The Twitter announcement on Wednesday 19 December by US president Donald Trump that US forces are to pull out of Syria has stunned the US establishment and been accorded a cautious welcome by Damascus and Moscow.
Whether the reported plan to withdraw 2,000 troops within 60 to 100 days really goes ahead, or is thrown into confusion by a barrage of contradictory tweets in the coming days, remains to be seen.
Trump’s bluster that the US-led coalition has single-handedly beaten Islamic State is the thinnest of pretexts for throwing in the towel. The coalition’s role in combatting terror has been negligible when it has not been directly counterproductive. And the army on which the US chiefly relied to do the serious fighting for it, the Kurdish SDF, is now being left to its fate.
In sober truth, Daesh is not quite yet beaten, still lingering on for example in the protective shadow of the US airbase at Al-Tanf. But with the US gone, the liberation forces will soon prove victorious across all such areas.
Meanwhile, US imperialism will slink off with neither victory nor honour.
We long ago described Trump as the loose cannon on the imperialist deck.
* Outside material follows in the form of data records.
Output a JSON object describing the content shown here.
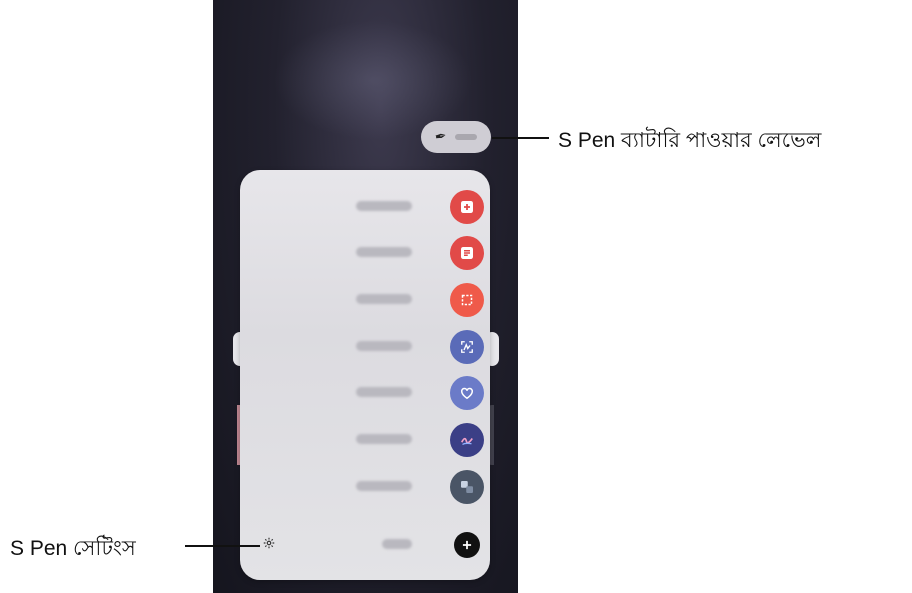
{
  "callouts": {
    "battery": "S Pen ব্যাটারি পাওয়ার লেভেল",
    "settings": "S Pen সেটিংস"
  },
  "panel": {
    "items": [
      {
        "icon": "create-note-icon",
        "color": "#e14a48"
      },
      {
        "icon": "view-all-notes-icon",
        "color": "#e14a48"
      },
      {
        "icon": "smart-select-icon",
        "color": "#ef5a4a"
      },
      {
        "icon": "screen-write-icon",
        "color": "#5a6bb8"
      },
      {
        "icon": "live-messages-icon",
        "color": "#6b7bc8"
      },
      {
        "icon": "ar-doodle-icon",
        "color": "#3b3f86"
      },
      {
        "icon": "translate-icon",
        "color": "#4a5566"
      },
      {
        "icon": "add-icon",
        "color": "#111111"
      }
    ]
  }
}
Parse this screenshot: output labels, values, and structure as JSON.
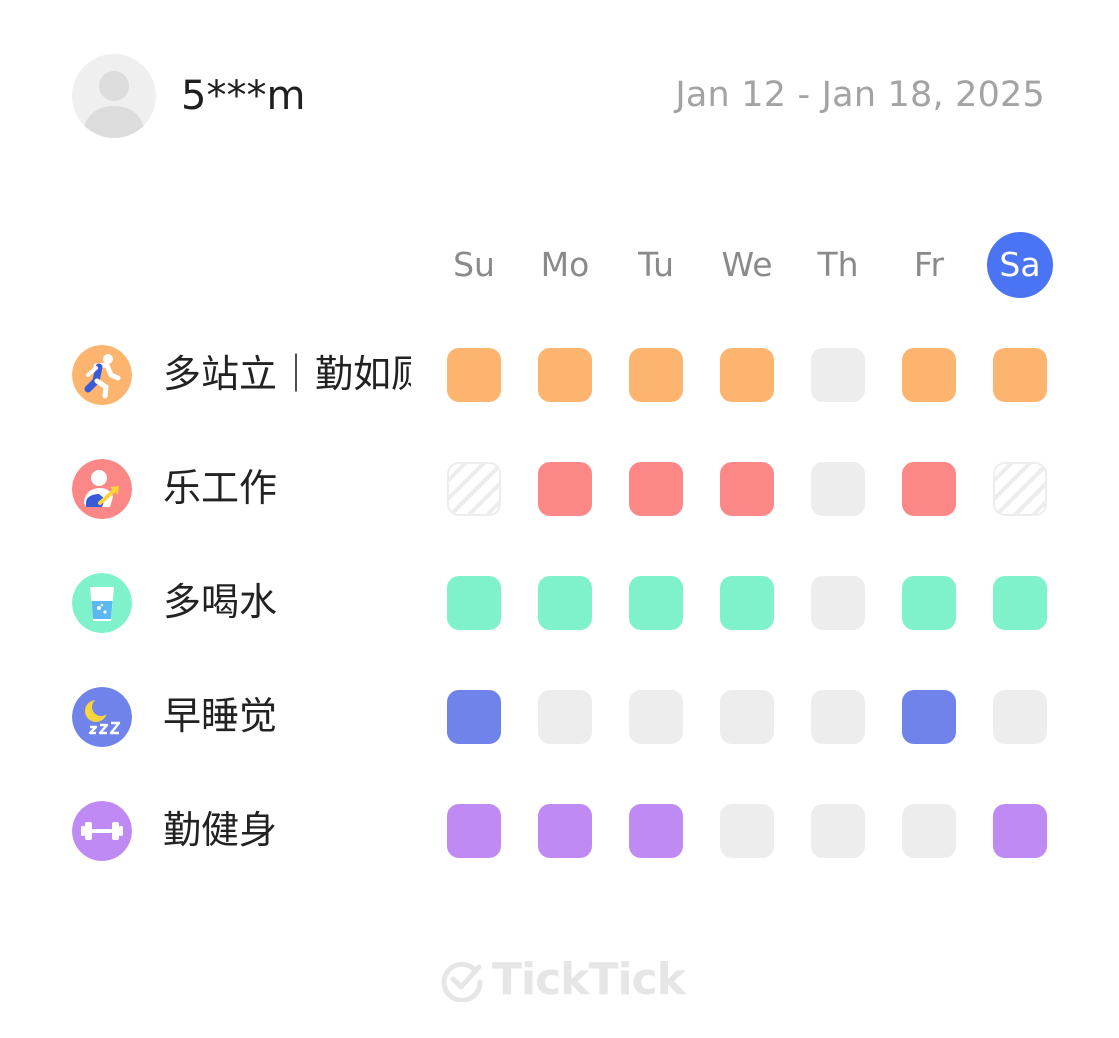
{
  "header": {
    "username": "5***m",
    "date_range": "Jan 12 - Jan 18, 2025"
  },
  "days": [
    "Su",
    "Mo",
    "Tu",
    "We",
    "Th",
    "Fr",
    "Sa"
  ],
  "today": "Sa",
  "habits": [
    {
      "name": "多站立｜勤如厕",
      "icon": "running-person-icon",
      "icon_bg": "#FDB46E",
      "color": "#FDB46E",
      "days": [
        "done",
        "done",
        "done",
        "done",
        "none",
        "done",
        "done"
      ]
    },
    {
      "name": "乐工作",
      "icon": "worker-growth-icon",
      "icon_bg": "#FB8786",
      "color": "#FB8786",
      "days": [
        "skipped",
        "done",
        "done",
        "done",
        "none",
        "done",
        "skipped"
      ]
    },
    {
      "name": "多喝水",
      "icon": "water-glass-icon",
      "icon_bg": "#80F2CB",
      "color": "#80F2CB",
      "days": [
        "done",
        "done",
        "done",
        "done",
        "none",
        "done",
        "done"
      ]
    },
    {
      "name": "早睡觉",
      "icon": "moon-sleep-icon",
      "icon_bg": "#6F83EA",
      "color": "#6F83EA",
      "days": [
        "done",
        "none",
        "none",
        "none",
        "none",
        "done",
        "none"
      ]
    },
    {
      "name": "勤健身",
      "icon": "dumbbell-icon",
      "icon_bg": "#C08AF4",
      "color": "#C08AF4",
      "days": [
        "done",
        "done",
        "done",
        "none",
        "none",
        "none",
        "done"
      ]
    }
  ],
  "colors": {
    "empty_cell": "#EDEDED",
    "today_bg": "#4A74F3"
  },
  "footer": {
    "brand": "TickTick"
  }
}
This latest salvo is not only in danger of hitting the neocon ‘right’ establishment but also cutting swathes through the ‘left’ liberal establishment.
Let them explain how it is that peace-prize recipient Barack Obama launched the war on Syria, whilst universal pariah and all-round bad guy Trump appears to be ending it!
Victory to the Syrian president, government, army and people!